Citation: della Monica C, Johnsen S, Atzori G, Groeger JA and Dijk D-J (2018) Rapid Eye Movement Sleep, Sleep Continuity and Slow Wave Sleep as Predictors of Cognition, Mood, and Subjective Sleep Quality in Healthy Men and Women, Aged 20–84 Years. Front. Psychiatry 9:255. doi: 10.3389/fpsyt.2018.00255

Received: 03 April 2018; Accepted: 24 May 2018;
Published: 22 June 2018.

Edited by:

Thomas Pollmächer, Klinikum Ingolstadt, Germany

Reviewed by:

Timo Partonen, National Institute for Health and Welfare, Finland
Axel Steiger, Max-Planck-Institut für Psychiatrie, Germany

Copyright © 2018 della Monica, Johnsen, Atzori, Groeger and Dijk. This is an open-access article distributed under the terms of the Creative Commons Attribution License (CC BY). The use, distribution or reproduction in other forums is permitted, provided the original author(s) and the copyright owner are credited and that the original publication in this journal is cited, in accordance with accepted academic practice. No use, distribution or reproduction is permitted which does not comply with these terms.

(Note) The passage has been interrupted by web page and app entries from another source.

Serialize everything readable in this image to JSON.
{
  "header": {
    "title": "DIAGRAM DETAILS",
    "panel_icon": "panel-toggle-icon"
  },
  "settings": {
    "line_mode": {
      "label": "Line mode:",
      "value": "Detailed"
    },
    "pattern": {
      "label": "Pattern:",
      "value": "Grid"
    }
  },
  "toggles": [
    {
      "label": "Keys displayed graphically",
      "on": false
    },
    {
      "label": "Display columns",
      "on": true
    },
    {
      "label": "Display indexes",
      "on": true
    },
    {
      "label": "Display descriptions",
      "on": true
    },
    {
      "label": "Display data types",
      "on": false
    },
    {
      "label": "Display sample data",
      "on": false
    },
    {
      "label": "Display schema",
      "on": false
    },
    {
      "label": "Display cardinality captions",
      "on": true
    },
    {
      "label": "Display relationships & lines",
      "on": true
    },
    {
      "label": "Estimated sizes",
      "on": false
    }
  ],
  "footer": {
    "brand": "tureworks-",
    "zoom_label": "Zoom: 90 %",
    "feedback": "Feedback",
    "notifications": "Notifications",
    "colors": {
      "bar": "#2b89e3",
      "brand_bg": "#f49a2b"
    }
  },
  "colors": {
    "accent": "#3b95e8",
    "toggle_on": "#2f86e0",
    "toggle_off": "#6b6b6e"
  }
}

*Correspondence: Derk-Jan Dijk, d.j.dijk@surrey.ac.uk